Christopher Hitchens asks what I think is a necessary question for anyone honestly seeking to understand the effects of recent U.S. policy in the Middle East: “Did the overthrow of the Saddam Hussein regime, and the subsequent holding of competitive elections in which many rival Iraqi Shiite parties took part, have any germinal influence on the astonishing events in Iran?”
Many Iranians go as religious pilgrims to the holy sites of Najaf and Kerbala in southern Iraq. They have seen the way in which national and local elections have been held, more or less fairly and openly, with different Iraqi Shiite parties having to bid for votes (and with those parties aligned with Iran’s regime doing less and less well). They have seen an often turbulent Iraqi Parliament holding genuine debates that are reported with reasonable fairness in the Iraqi media. […]
Iranians by no means like to take their tune from Arabs — perhaps least of all from Iraqis — but watching something like the real thing next door may well have increased the appetite for the genuine article in Iran itself.
A few days before Iran’s election, I put a very similar question — what, if any, discernible impact have recent elections in Iraq had on Iranian politics? — to a panel at the Washington Institute for Near East Policy (video here).
The panelists were very skeptical of the idea. WINEP deputy director Patrick Clawson dismissed outright the idea that Iranians would be influenced by Iraqis, assuring me (at 1:19:55) that “if it comes to comparisons between Iran and Arab countries the Iranian people kind of go ‘huh?'”
Their self-centeredness and their conviction that they are unique, a polite way of saying superior, is deep and strong. And so the idea that you would make a comparison between them and “those people” would just seem strange to a great many Iranians. And let me just note that besides Iraq, Iran has another larger, more prosperous, more democratic, and more stable neighbor with a Islamist-of sorts-government, namely Turkey. And yet the ability of Iranians to ignore developments there is really quite impressive, quite impressive.
With due respect to Clawson’s recognized expertise on Iran, I’m less inclined to simply dismiss the possibility that elections in Iraq, or in Turkey for that matter, have influenced those in Iran. While it’s impossible to know just what and how much news from Iraq Iranians are receiving, it seems likely to me that events in Iraq have had at least some impact.
I think it’s important to recognize, however, as Iranians surely do, that an election isn’t the only thing that has happened in Iraq over the past few years. There has also been the collapse of the Iraqi state following the U.S. invasion, a sectarian civil war midwifed by the U.S. occupation, and then the slow, painful and still incomplete rebuilding of the Iraqi state, of which elections are an important element but by no means the whole game. This was always the problem with trying to promote democracy on the back of war and occupation. The idea that any people, anywhere, should want to repeat the Iraq experiment is just daft.
Having said that, I think we should be open to the possibility that the new Iraq could have positive effects on the region.
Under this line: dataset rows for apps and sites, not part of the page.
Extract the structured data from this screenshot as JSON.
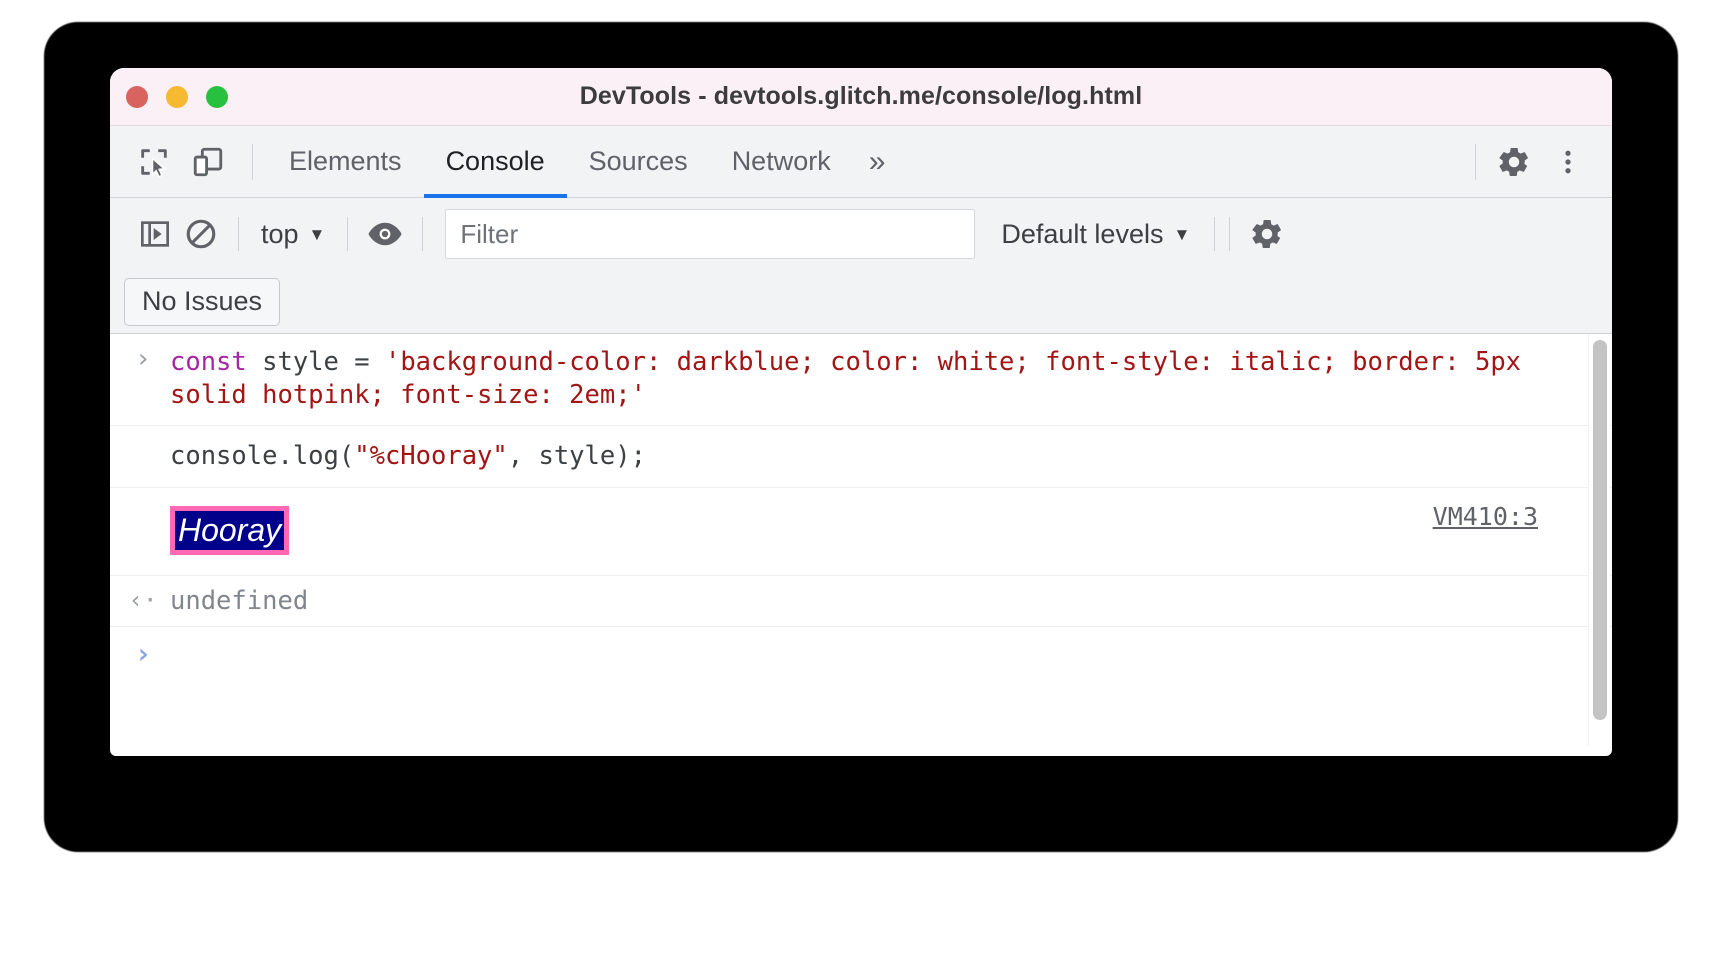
{
  "window": {
    "title": "DevTools - devtools.glitch.me/console/log.html",
    "traffic_lights": [
      {
        "name": "close",
        "color": "#d9635f"
      },
      {
        "name": "minimize",
        "color": "#f5b932"
      },
      {
        "name": "maximize",
        "color": "#28c13f"
      }
    ]
  },
  "toolbar": {
    "inspect_icon": "inspect-element-icon",
    "device_icon": "device-toolbar-icon",
    "tabs": [
      {
        "label": "Elements",
        "active": false
      },
      {
        "label": "Console",
        "active": true
      },
      {
        "label": "Sources",
        "active": false
      },
      {
        "label": "Network",
        "active": false
      }
    ],
    "more_tabs": "»",
    "settings_icon": "gear-icon",
    "menu_icon": "vertical-dots-icon",
    "active_tab_color": "#1a73e8"
  },
  "console_toolbar": {
    "sidebar_toggle_icon": "console-sidebar-icon",
    "clear_icon": "clear-console-icon",
    "context": "top",
    "context_caret": "▼",
    "eye_icon": "live-expression-eye-icon",
    "filter_placeholder": "Filter",
    "filter_value": "",
    "levels_label": "Default levels",
    "levels_caret": "▼",
    "settings_icon": "console-settings-gear-icon"
  },
  "issues": {
    "label": "No Issues"
  },
  "console": {
    "rows": [
      {
        "type": "input",
        "gutter": "›",
        "segments": [
          {
            "text": "const ",
            "cls": "kw"
          },
          {
            "text": "style ",
            "cls": "pln"
          },
          {
            "text": "= ",
            "cls": "pln"
          },
          {
            "text": "'background-color: darkblue; color: white; font-style: italic; border: 5px solid hotpink; font-size: 2em;'",
            "cls": "str"
          }
        ]
      },
      {
        "type": "input",
        "gutter": "",
        "segments": [
          {
            "text": "console.log(",
            "cls": "pln"
          },
          {
            "text": "\"%cHooray\"",
            "cls": "str"
          },
          {
            "text": ", style);",
            "cls": "pln"
          }
        ]
      },
      {
        "type": "styled-output",
        "gutter": "",
        "text": "Hooray",
        "source": "VM410:3",
        "style": {
          "background_color": "#00008B",
          "color": "#ffffff",
          "font_style": "italic",
          "border": "5px solid #ff69b4",
          "font_size": "2em"
        }
      },
      {
        "type": "result",
        "gutter": "‹·",
        "text": "undefined"
      },
      {
        "type": "prompt",
        "gutter": "›",
        "text": ""
      }
    ]
  },
  "colors": {
    "titlebar_bg": "#faf0f5",
    "toolbar_bg": "#f1f3f4",
    "accent": "#1a73e8",
    "hotpink": "#ff69b4",
    "darkblue": "#00008B",
    "string_red": "#a31515",
    "keyword_purple": "#a626a4",
    "prompt_blue": "#8ba4e3"
  }
}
This openness shouldn’t be conflated, however, with the suggestion that the Iraq war was, in any sense, “worth it,” which is the clear implication with which Hitchens’ question is loaded. Whatever positive consequences may eventually issue from the U.S. invasion of Iraq, there’s just no plausible moral or strategic calculus through which the positive effects can be said to outweigh or justify the war’s staggering costs. Americans and Iraqis seem, fortunately, to have managed to pull Iraq back from the brink of total destruction, but we shouldn’t ever confuse the avoidance of catastrophe with “victory.”
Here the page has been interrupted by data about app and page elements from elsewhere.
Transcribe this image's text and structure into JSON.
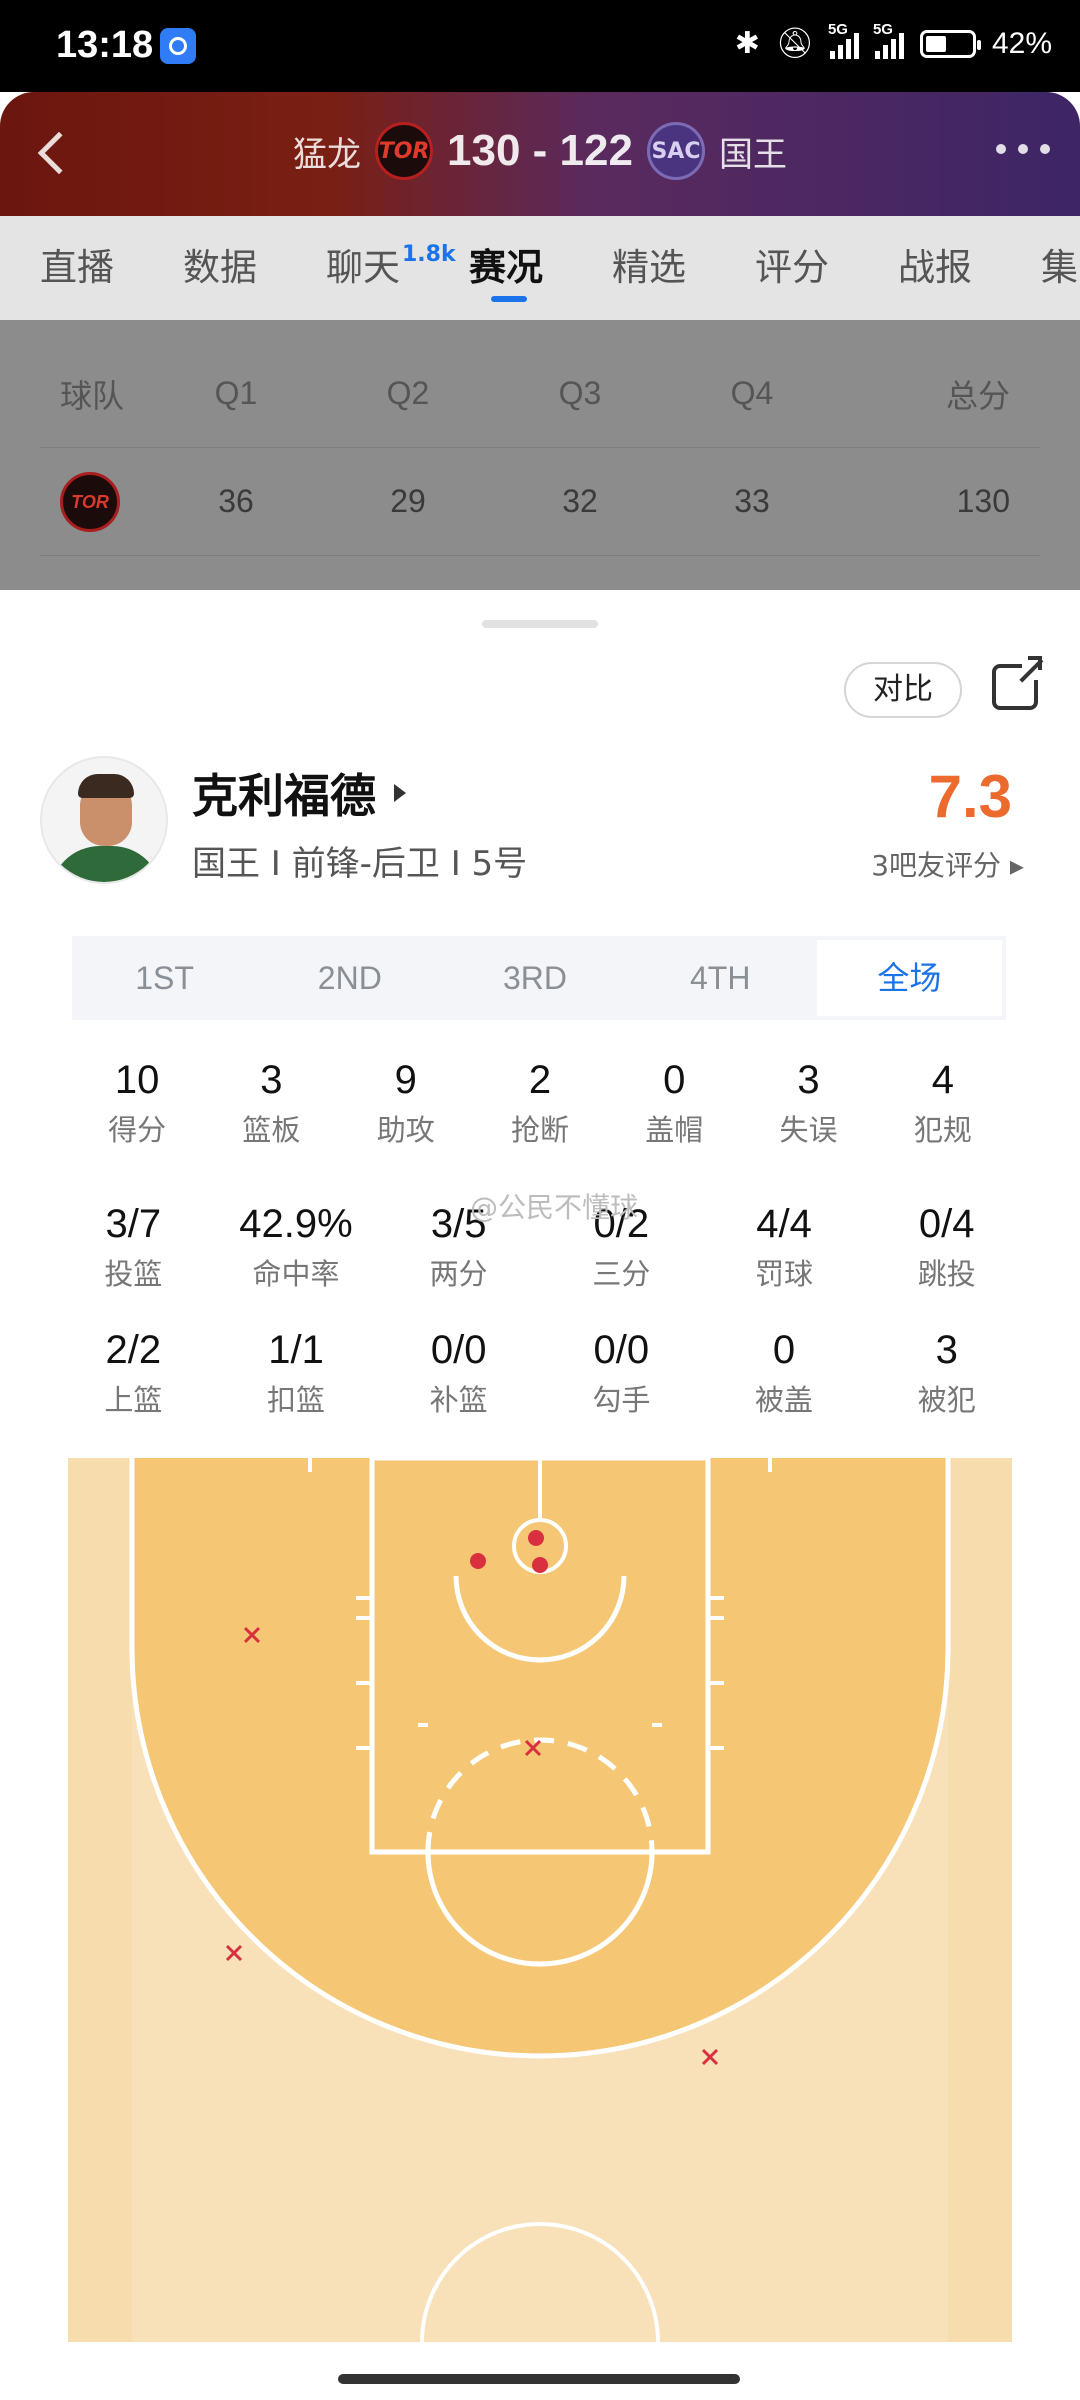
{
  "status_bar": {
    "time": "13:18",
    "signal1": "5G",
    "signal2": "5G",
    "battery": "42%"
  },
  "header": {
    "home_team": "猛龙",
    "home_abbr": "TOR",
    "score": "130 - 122",
    "away_abbr": "SAC",
    "away_team": "国王"
  },
  "tabs": [
    {
      "label": "直播"
    },
    {
      "label": "数据"
    },
    {
      "label": "聊天",
      "badge": "1.8k"
    },
    {
      "label": "赛况"
    },
    {
      "label": "精选"
    },
    {
      "label": "评分"
    },
    {
      "label": "战报"
    },
    {
      "label": "集"
    }
  ],
  "quarter_table": {
    "headers": [
      "球队",
      "Q1",
      "Q2",
      "Q3",
      "Q4",
      "总分"
    ],
    "row": {
      "team_abbr": "TOR",
      "values": [
        "36",
        "29",
        "32",
        "33",
        "130"
      ]
    }
  },
  "player_sheet": {
    "compare_label": "对比",
    "name": "克利福德",
    "info": "国王 I 前锋-后卫 I 5号",
    "rating": "7.3",
    "rating_count": "3吧友评分 ▸",
    "period_tabs": [
      "1ST",
      "2ND",
      "3RD",
      "4TH",
      "全场"
    ],
    "active_period": "全场",
    "watermark": "@公民不懂球",
    "stats_main": [
      {
        "value": "10",
        "label": "得分"
      },
      {
        "value": "3",
        "label": "篮板"
      },
      {
        "value": "9",
        "label": "助攻"
      },
      {
        "value": "2",
        "label": "抢断"
      },
      {
        "value": "0",
        "label": "盖帽"
      },
      {
        "value": "3",
        "label": "失误"
      },
      {
        "value": "4",
        "label": "犯规"
      }
    ],
    "stats_shooting": [
      {
        "value": "3/7",
        "label": "投篮"
      },
      {
        "value": "42.9%",
        "label": "命中率"
      },
      {
        "value": "3/5",
        "label": "两分"
      },
      {
        "value": "0/2",
        "label": "三分"
      },
      {
        "value": "4/4",
        "label": "罚球"
      },
      {
        "value": "0/4",
        "label": "跳投"
      }
    ],
    "stats_misc": [
      {
        "value": "2/2",
        "label": "上篮"
      },
      {
        "value": "1/1",
        "label": "扣篮"
      },
      {
        "value": "0/0",
        "label": "补篮"
      },
      {
        "value": "0/0",
        "label": "勾手"
      },
      {
        "value": "0",
        "label": "被盖"
      },
      {
        "value": "3",
        "label": "被犯"
      }
    ]
  },
  "shot_chart": {
    "made_color": "#d9303f",
    "missed_color": "#d9303f",
    "made_count": 3,
    "missed_count": 4
  }
}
Finally, while Hitchens is right to spotlight the strong and growing critique of Ayatollah Khomeini’s theory of the “rule of the jurist” that exists among mainstream Shia clerics, both in Iran and elsewhere, (which I’ve also written about), his positing of “Saddam gone, Iraqi democracy now” obscures the significant role of Iraqi Sunni and Shia religious leaders in buttressing the legitimacy of the Iraqi government, as well as the religious nature of Iraq’s leading parties themselves, and thus the significant implications that all of this could have for political reform in the region. This is unfortunate, because I think this is actually where the potential impact on Iran, and on the broader Middle East, could be strongest. It’s deeply ironic, to say the least, that a war that was partially sold as a battle against global Islamism managed to deliver Iraq into the hands of Islamist parties, but Iraq’s being the first Arab country in which Islamists have been permitted to govern may eventually prove to be the war’s most important contribution.
I put the question to Patrick Disney of the National Iranian American Council, who also expressed skepticism. While acknowledging that it was difficult to really gauge the impact of Iraq in Iran, Disney said that the Iranian people “are looking to their own past, to 1997 and 2001, when they were energized to bring reformists to a position of influence. It was ultimately a disappointment, but those elections were still important to them.” Looking back to Iran’s Constitutional Revolution of 1905-11, Disney said “It’s not as if Iranians have just now discovered democracy.”